  • How Wall Street Manipulates the News...And Investors [View article]
    Those of you who have been followers of Seeking Alpha for a couple of years might remember the former contributor "Tyler Durden" (a pseudonym inspired by the movie "Fight Club").

    His (or perhaps "their") website, is filled with various data-supported blog entries which describe various indicators of apparent market manipulation as well as the the activities of the Plunge Protection Team (led by Brian Sack).

    That site covers other economic topics also.
    Sep 20 09:13 PM | 3 Likes Like |Link to Comment
  • The Great ‘Deflation Lie’ [View article]

    It's sounds like you actually live in the real world.
    Aug 12 12:47 PM | 3 Likes Like |Link to Comment
  • Four Reasons to Fear Deflation [View article]
    Actually, those individuals who have credit card debt also "cheer" deflation (assuming, of course, that they can stay employed).

    - When wages are constant, deflation in consumer goods will increase a person's disposable income (which can be applied to debt reduction).

    - Conversely, as we saw in 2007-2008, inflation will reduce disposable income (for most people) and lead to an increase in debt defaults. [Not many people saw their wages rise with inflation during that time period.

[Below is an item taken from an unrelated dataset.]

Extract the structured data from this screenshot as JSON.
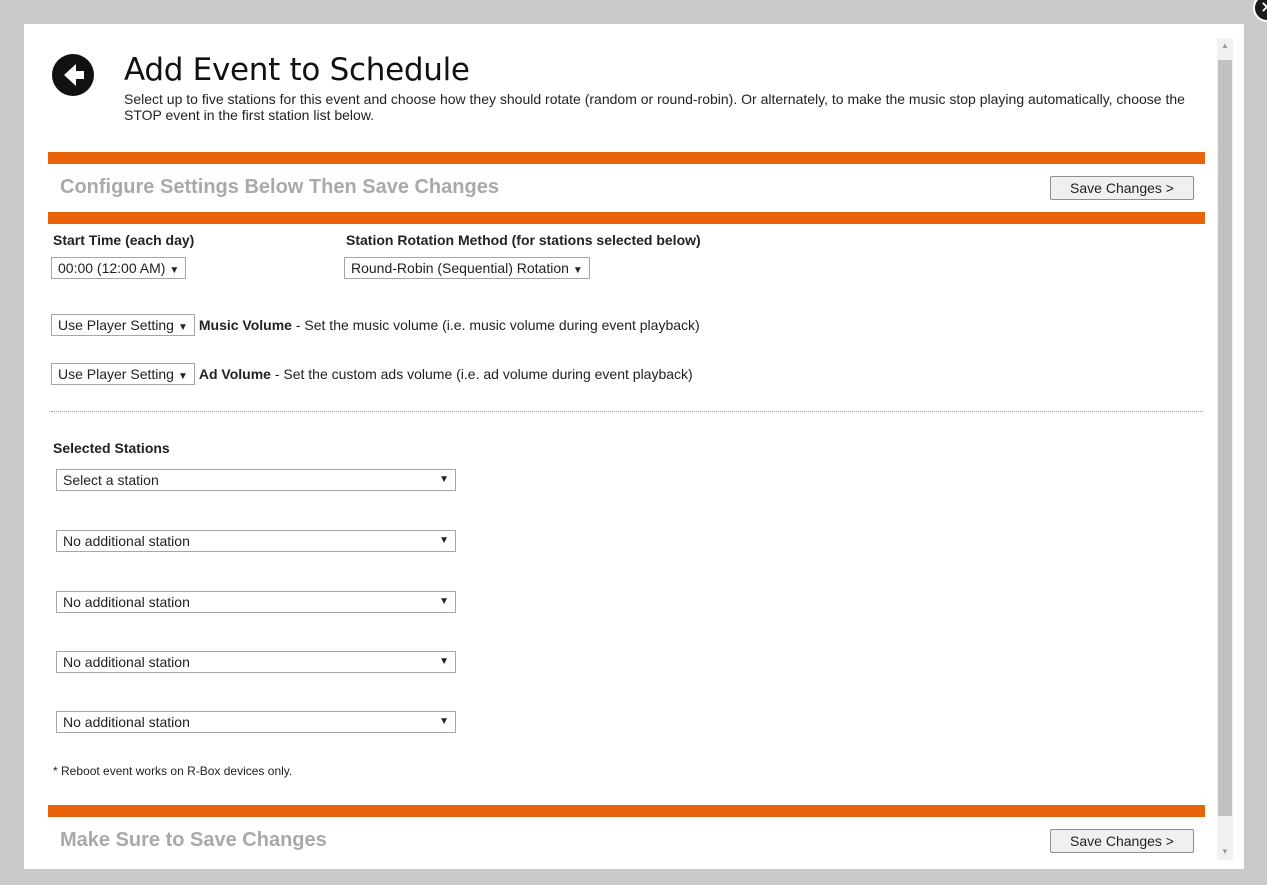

Rather, many had a pay freeze as their employers tried to compensate for rising raw material costs.]

    For those few whose income actually rises during times of excess inflation [without a long time lag], consider yourself lucky.

    Of course, price stability is better than either [significant] inflation or [significant] deflation.

    My real point is that...we should not assume that moderate deflation is "totally evil" and moderate inflation is "completely benign".
    Jul 20 07:37 PM | 3 Likes Like |Link to Comment
  • Tax Break on Mortgages May Disappear [View article]
    Actually, the economic instability of the last 4 years (inflation followed by unemployment) has already compelled the poor and many of the middle-class to utilize "group living arrangements, growing your own food..." One could also add to that "transportation without the use of a private vehicle" (via walking, bicycle, or the bus).
    Jun 11 12:42 PM | 3 Likes Like |Link to Comment
  • Thoughts on the 0.00% Yield [View article]
    Solar works well for drying clothes, too.

    (Sorry...couldn't resist the opportunity for some humor today, albeit truthful humor, in this case.)
    Mar 16 06:56 PM | 3 Likes Like |Link to Comment
  • The Grip on Consumer Credit Finally Loosens [View article]
    The raw data from the Federal Reserve actually supports the comment from "j-dub".

    I visited the website today and found this interesting article from "Tyler Durden" (title: "The Primary Source Of January's Surprising Boost To Consumer Credit? Why, The US Government Of Course")

    He provides a link to the Federal Reserve's website to support his claim. Here is that link again:

    Take note that... the ONLY column for which January is higher than December is the column labeled "Federal Government".

    Mar 5 08:35 PM | 3 Likes Like |Link to Comment